In my last post, I concluded that choosing the endpoint security solution that best fits your business is more important than debating whether a product is or isn’t “next-gen.” This time around, I’ll share some considerations for how to go about finding that ideal solution.
If you’re considering an endpoint security change, it’s likely because there’s something that gives you pause about your current software. Maybe you’ve been hit too many times by ransomware. Perhaps you’re not sure how and where threats are getting into your environment. Or maybe you’re just frustrated with the day to day management hassles from your current AV product. Regardless, you see the need for something better for your business.
The first question you should ask is: am I ready to rip out my current AV product and replace it with something new? Or should I add new technology that runs alongside what I currently have to supplement my protection?
The rip-and-replace approach has some obvious advantages. It’s a “cleaner” approach, leaving you with just one ecosystem to manage. It’s likely less expensive, at least from a licensing standpoint, than adding a second product. And you don’t have to worry about the challenges of compatibility, overhead, and conflicting information that sometimes comes with running two agents.
On the other hand, it’s not always practical to start fresh with a brand new solution. Maybe you’re only one year into a three year contract for your current AV. Or perhaps you feel that what you have now is working but you want to augment it with additional, newer capabilities, like anti-ransomware technology. This could lead you toward a supplemental solution. Indeed, if you choose well, it’s feasible you’ll end up with a range of technologies that all work together as a seamless system.

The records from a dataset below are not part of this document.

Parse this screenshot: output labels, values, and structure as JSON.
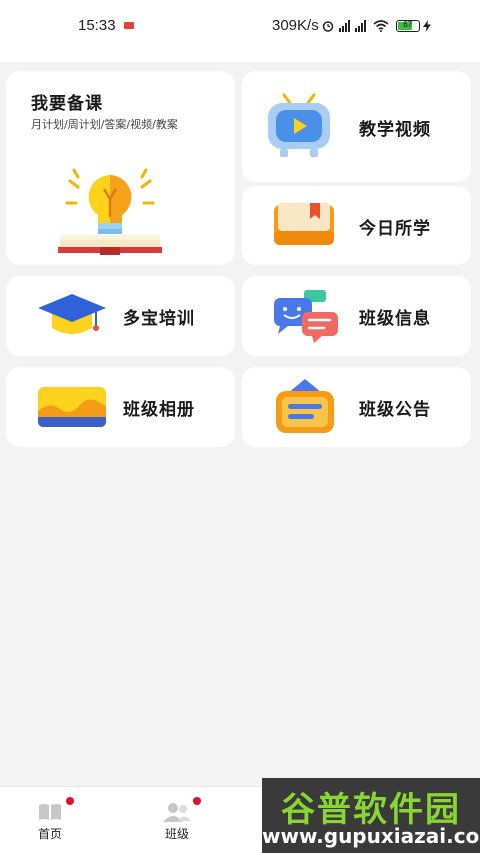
{
  "status": {
    "time": "15:33",
    "speed": "309K/s",
    "battery": "67"
  },
  "cards": {
    "prepare": {
      "title": "我要备课",
      "subtitle": "月计划/周计划/答案/视频/教案"
    },
    "video": {
      "title": "教学视频"
    },
    "today": {
      "title": "今日所学"
    },
    "training": {
      "title": "多宝培训"
    },
    "class_info": {
      "title": "班级信息"
    },
    "album": {
      "title": "班级相册"
    },
    "notice": {
      "title": "班级公告"
    }
  },
  "tabs": [
    {
      "label": "首页",
      "icon": "book-icon"
    },
    {
      "label": "班级",
      "icon": "people-icon"
    }
  ],
  "watermark": {
    "title": "谷普软件园",
    "url": "www.gupuxiazai.com"
  },
  "colors": {
    "background": "#f3f3f3",
    "card": "#ffffff",
    "badge_red": "#e0112b",
    "accent_blue": "#4a78e8",
    "accent_orange": "#f5a623"
  }
}
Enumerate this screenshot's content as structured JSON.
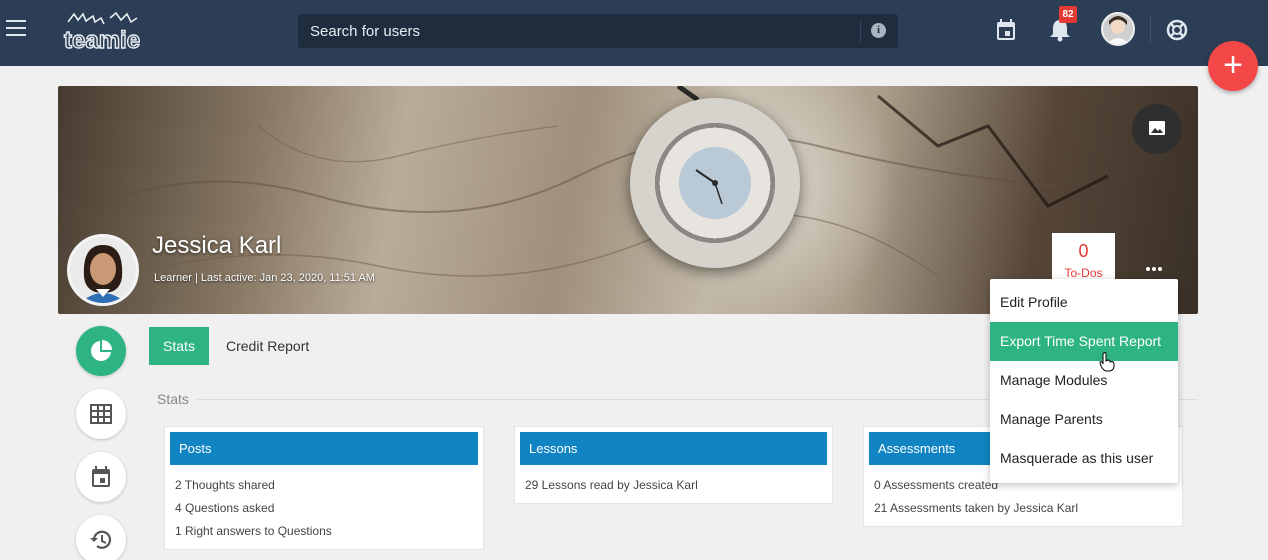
{
  "topbar": {
    "logo_text": "teamie",
    "search_placeholder": "Search for users",
    "notification_count": "82"
  },
  "profile": {
    "name": "Jessica Karl",
    "meta": "Learner | Last active: Jan 23, 2020, 11:51 AM",
    "todo_count": "0",
    "todo_label": "To-Dos"
  },
  "tabs": [
    {
      "label": "Stats",
      "active": true
    },
    {
      "label": "Credit Report",
      "active": false
    }
  ],
  "section_title": "Stats",
  "cards": [
    {
      "title": "Posts",
      "lines": [
        "2 Thoughts shared",
        "4 Questions asked",
        "1 Right answers to Questions"
      ]
    },
    {
      "title": "Lessons",
      "lines": [
        "29 Lessons read by Jessica Karl"
      ]
    },
    {
      "title": "Assessments",
      "lines": [
        "0 Assessments created",
        "21 Assessments taken by Jessica Karl"
      ]
    }
  ],
  "menu": {
    "items": [
      {
        "label": "Edit Profile",
        "highlighted": false
      },
      {
        "label": "Export Time Spent Report",
        "highlighted": true
      },
      {
        "label": "Manage Modules",
        "highlighted": false
      },
      {
        "label": "Manage Parents",
        "highlighted": false
      },
      {
        "label": "Masquerade as this user",
        "highlighted": false
      }
    ]
  },
  "colors": {
    "accent": "#2eb383",
    "header": "#2c3e55",
    "card_header": "#1184c3",
    "alert": "#e53935",
    "fab": "#f44848"
  }
}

Whichever route you follow, you’ll want to make sure you achieve the three key goals of endpoint protection: prevent threats from reaching the user or from running in the first place; detect attacks that are in progress or have already occurred; and respond effectively to infections or exploits once they’re identified.
It’s especially important to consider this spectrum of protection when adding a second product to run alongside your existing AV. I’ve seen some companies implement two endpoint products that both focus on preventing the execution of malware; meanwhile, there’s nothing in place to limit exposure to malicious websites, detect command and control communications, or clean up an infected system. A car with good antilock brakes doesn’t need a second set of brakes; a new set of tires will be a better investment. Likewise, your business is more secure when you cover all your bases instead of doubling down in a single area.
Remember, too, that an endpoint security solution is more than just a set of technologies, much like a car is more than its braking distance and its 0–60 time. Consider how an endpoint candidate fits into your environment, and take it for a test drive before buying.
The administrative burden should be a key focus. You want to fit the capabilities to your capacity to make effective use of them. If you commute in stop-and-go traffic, a 300-horsepower engine doesn’t do much for you except waste gas. Likewise, an endpoint protection feature that requires weeks of configuration and testing before deployment may become “shelfware,” whereas a seemingly “throwaway” feature that’s on by default could make the difference in preventing a data breach.
Matching the product to the knowledge and skills of your team matters, too. In-depth forensics and analytics capabilities can be empowering to an incident response team that’s thirsty for more information. For an IT generalist in a small business, all that data and complexity is likely to be a distraction; perhaps a simply presented explanation of how the threat got in would be preferable. New technology should improve your workflow, not encumber it.
Finally, keep in mind that no security product exists in a vacuum. Look to avoid unnecessary overlaps and to fill gaps in your current environment. Seek out opportunities to consolidate the number of management consoles and servers you have to maintain. Embrace integration that lets products work together as a broad system that’s greater than the sum of its parts.
Whether you supplement what you have or replace your AV with something all new, upgrading your endpoint protection is an important commitment. Make sure that it’s the right fit, not just technically, but as an integral part of your organization’s overall security posture. You’ll know you’ve found it when you and your colleagues are working less hard to much more effectively prevent, detect, and respond to all types of threats, from ransomware to zero-day exploits.
Let me know in the comments how you are trying to—or have already—fit endpoint security to your organization.